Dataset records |
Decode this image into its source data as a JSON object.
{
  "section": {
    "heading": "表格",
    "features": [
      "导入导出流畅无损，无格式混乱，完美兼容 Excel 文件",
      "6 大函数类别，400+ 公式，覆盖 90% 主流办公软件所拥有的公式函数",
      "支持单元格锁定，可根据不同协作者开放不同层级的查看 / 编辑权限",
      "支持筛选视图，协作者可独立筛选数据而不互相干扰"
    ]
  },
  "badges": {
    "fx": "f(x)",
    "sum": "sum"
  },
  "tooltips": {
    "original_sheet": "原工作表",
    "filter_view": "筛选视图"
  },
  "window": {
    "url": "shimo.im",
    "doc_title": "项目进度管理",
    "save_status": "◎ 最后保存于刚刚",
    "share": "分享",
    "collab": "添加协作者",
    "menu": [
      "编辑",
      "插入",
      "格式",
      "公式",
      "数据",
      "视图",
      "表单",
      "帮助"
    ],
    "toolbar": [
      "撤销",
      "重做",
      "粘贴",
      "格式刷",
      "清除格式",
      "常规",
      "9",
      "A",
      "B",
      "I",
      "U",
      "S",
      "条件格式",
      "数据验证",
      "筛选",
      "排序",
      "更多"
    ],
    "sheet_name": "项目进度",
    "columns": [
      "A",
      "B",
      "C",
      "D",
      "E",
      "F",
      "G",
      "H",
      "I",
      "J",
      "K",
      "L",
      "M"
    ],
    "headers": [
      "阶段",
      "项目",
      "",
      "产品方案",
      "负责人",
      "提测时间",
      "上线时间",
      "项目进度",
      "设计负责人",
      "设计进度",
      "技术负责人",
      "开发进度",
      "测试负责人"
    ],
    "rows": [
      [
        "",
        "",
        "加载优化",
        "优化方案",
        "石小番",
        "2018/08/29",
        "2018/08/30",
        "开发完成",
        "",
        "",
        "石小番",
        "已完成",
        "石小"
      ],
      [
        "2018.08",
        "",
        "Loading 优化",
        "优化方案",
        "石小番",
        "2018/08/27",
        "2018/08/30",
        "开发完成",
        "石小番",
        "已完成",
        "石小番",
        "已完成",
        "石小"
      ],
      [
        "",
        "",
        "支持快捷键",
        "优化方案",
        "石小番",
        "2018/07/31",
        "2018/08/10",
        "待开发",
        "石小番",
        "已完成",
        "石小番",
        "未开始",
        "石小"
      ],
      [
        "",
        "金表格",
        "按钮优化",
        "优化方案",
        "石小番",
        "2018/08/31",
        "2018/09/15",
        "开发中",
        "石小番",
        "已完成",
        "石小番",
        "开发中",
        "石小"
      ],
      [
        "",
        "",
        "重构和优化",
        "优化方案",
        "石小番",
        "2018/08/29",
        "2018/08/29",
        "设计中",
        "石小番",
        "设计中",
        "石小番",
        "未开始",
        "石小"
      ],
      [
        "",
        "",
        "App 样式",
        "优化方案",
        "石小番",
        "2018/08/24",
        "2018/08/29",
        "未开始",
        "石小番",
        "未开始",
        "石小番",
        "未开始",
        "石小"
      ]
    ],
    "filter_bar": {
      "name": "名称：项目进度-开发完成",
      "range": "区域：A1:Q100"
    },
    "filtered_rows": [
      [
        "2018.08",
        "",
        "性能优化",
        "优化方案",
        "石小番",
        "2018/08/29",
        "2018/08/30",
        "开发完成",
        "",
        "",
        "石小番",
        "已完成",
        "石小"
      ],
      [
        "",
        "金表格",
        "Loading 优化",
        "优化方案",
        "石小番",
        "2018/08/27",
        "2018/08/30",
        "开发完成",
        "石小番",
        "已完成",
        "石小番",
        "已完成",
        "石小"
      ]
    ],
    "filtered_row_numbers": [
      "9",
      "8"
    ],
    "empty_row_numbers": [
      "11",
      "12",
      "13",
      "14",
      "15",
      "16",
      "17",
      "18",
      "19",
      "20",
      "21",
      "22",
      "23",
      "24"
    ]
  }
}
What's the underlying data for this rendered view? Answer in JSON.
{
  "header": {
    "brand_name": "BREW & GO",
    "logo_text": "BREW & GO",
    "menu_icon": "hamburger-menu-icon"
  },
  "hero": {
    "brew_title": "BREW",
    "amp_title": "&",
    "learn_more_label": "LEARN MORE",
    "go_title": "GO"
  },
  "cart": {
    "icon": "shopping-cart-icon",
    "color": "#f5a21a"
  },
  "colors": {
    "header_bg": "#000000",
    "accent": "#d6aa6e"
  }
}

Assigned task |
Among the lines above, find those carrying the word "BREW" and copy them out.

Response for this exercise |
    "brand_name": "BREW & GO",
    "logo_text": "BREW & GO",
    "brew_title": "BREW",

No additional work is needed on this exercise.